While not brought up as often as the shooting and camera controls, a noticeable minority of reviewers surveyed also spotted significant bugs during their time in playing Another Episode. Some of them, such as the ones detailed in Taku’s review on Amazon, don’t necessarily hinder progress permanently, amounting to things such as freezing, save data not being read (outright corruption isn’t mentioned otherwise), and even movies and art pieces having wrongly attributed titles when viewed in the game’s gallery. Others, however, are a bit more severe. Taku’s review also mentions application errors showing up a handful of times while playing the game that forced it to shutdown Windows-style. Meanwhile, Gyuusuji, encountered a bug in the final boss encounter that made progression impossible, although there were other unspecified glitches that are said to manifest during other boss fights as well.

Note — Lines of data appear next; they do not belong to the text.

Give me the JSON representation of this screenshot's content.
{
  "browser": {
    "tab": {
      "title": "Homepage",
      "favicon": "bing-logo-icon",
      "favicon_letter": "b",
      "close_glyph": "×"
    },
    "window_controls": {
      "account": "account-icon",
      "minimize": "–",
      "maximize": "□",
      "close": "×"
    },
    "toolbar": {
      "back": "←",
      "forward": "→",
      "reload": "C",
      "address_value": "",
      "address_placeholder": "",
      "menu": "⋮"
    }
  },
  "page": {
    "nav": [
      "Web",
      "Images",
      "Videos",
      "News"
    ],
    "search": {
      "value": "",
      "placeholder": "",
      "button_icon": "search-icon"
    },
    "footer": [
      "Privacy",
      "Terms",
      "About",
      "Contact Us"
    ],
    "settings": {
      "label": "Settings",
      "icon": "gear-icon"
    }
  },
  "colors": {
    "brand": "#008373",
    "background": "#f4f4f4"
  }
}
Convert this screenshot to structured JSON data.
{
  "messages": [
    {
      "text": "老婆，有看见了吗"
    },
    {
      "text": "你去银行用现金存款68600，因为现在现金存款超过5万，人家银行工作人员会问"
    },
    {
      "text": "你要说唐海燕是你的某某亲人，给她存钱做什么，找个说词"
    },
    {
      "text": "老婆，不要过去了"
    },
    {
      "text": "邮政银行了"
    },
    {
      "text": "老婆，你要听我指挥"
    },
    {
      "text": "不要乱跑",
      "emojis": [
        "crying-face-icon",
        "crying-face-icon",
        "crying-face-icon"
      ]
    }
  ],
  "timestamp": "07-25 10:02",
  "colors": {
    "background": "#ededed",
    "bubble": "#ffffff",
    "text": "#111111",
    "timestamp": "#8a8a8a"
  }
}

Although it’s not a universally disliked aspect of the game, some reviewers also took the time to point out that Another Episode seems to exhibit an uptake in grotesque and erotic scenes, as well as lewd jokes. These elements have been part of the series from the very start, but the perceived increase proved to be a turn off for some players, even if they otherwise by and large enjoyed the storyline itself.
It says a lot for the apparent quality of the story material that in spite of the game’s combat-related issues, Danganronpa: Another Episode is still lauded by many players as being a worthwhile game to play for those already invested in the series. While Japan, especially in recent years, isn’t a territory that’s completely bereft of competently made, enjoyable shooters, both first and third-person, Another Episode seems to be one of many that, in the eyes of a lot of player reviews, falls in the significantly less exclusive camp of being problematic in one way or another, albeit not necessarily to as drastically terrible a degree as some of the more famous examples from recent years. For those looking for another Danganronpa fix of any sort as they wait for a proper third number game to eventually come out, the shooter spinoff just might do the trick well enough, especially should it come out in a more universally comprehensible language eventually. The caveats aren’t insignificant, but it may well be one of those games where as long as expectations are held in check, there’s still a good time to be had underneath it all.
That wraps up another irregular installment of Outside In. I’m not sure when the next one will come out, but that’s mainly because I haven’t decided what game is really worth covering next! So if you’ve got ideas, let me know in the comments along with any other general feedback you have as well! Thanks for reading and I’ll catch you when I do next time!